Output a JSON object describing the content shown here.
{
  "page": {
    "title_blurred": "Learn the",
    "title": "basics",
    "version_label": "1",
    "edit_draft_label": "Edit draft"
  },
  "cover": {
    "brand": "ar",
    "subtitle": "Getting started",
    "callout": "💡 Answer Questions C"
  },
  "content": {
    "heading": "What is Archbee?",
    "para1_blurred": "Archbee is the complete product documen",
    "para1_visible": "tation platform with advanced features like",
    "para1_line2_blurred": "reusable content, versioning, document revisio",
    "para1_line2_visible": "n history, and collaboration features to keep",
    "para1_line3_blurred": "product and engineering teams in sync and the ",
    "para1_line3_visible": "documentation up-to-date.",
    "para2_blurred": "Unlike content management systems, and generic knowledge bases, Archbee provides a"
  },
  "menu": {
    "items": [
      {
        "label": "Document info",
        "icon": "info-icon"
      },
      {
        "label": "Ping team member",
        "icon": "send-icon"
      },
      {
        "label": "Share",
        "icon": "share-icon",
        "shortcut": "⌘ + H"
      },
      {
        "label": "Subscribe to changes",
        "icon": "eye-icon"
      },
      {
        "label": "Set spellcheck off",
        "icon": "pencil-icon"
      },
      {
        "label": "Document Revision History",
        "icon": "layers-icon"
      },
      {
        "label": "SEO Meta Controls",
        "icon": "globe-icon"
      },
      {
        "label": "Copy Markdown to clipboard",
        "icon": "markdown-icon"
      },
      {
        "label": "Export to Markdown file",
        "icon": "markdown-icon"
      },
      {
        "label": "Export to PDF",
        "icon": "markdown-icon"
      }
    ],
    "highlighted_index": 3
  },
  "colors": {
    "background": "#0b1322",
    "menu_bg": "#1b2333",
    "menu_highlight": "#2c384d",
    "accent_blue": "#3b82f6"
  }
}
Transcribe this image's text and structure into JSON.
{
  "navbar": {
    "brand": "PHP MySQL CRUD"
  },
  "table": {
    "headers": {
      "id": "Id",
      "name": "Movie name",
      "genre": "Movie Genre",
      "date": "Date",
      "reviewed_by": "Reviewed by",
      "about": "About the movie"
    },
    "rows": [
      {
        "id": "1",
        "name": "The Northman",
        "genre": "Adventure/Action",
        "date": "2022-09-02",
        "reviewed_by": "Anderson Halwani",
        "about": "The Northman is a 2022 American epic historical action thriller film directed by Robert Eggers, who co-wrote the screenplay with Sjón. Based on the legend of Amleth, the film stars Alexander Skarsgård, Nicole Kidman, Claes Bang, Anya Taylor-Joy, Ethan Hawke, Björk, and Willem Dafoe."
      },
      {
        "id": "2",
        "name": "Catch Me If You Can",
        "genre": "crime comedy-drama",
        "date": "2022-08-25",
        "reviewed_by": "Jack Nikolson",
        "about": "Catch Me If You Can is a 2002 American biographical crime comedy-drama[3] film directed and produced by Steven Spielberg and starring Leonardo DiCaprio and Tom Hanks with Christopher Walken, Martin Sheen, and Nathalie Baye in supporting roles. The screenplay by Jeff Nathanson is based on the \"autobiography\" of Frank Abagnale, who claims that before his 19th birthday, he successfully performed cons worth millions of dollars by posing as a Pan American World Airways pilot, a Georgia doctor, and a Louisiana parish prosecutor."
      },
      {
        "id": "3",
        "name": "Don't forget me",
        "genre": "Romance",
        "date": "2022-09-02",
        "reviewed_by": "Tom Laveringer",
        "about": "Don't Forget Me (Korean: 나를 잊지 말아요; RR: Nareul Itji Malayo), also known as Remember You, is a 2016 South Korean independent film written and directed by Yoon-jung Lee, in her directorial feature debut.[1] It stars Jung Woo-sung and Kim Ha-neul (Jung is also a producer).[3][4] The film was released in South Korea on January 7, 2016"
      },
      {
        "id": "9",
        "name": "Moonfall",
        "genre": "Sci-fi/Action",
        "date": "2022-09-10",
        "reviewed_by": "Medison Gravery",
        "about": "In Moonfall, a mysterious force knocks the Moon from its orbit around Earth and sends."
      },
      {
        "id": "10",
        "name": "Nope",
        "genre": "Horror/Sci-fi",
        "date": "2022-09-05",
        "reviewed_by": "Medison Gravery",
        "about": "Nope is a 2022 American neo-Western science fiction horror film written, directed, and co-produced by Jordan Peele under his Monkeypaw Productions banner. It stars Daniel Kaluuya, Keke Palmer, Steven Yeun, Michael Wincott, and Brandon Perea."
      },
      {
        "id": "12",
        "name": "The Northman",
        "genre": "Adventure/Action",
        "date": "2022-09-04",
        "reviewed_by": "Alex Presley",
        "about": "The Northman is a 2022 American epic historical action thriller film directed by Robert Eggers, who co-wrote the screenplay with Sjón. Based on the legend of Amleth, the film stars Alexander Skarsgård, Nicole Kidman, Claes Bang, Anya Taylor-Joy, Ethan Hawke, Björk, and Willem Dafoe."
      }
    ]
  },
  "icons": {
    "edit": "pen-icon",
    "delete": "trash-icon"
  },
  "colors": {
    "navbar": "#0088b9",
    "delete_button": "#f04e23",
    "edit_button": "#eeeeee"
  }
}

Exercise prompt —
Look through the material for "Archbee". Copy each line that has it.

Answer to this exercise —
    "heading": "What is Archbee?",
    "para1_blurred": "Archbee is the complete product documen",
    "para2_blurred": "Unlike content management systems, and generic knowledge bases, Archbee provides a"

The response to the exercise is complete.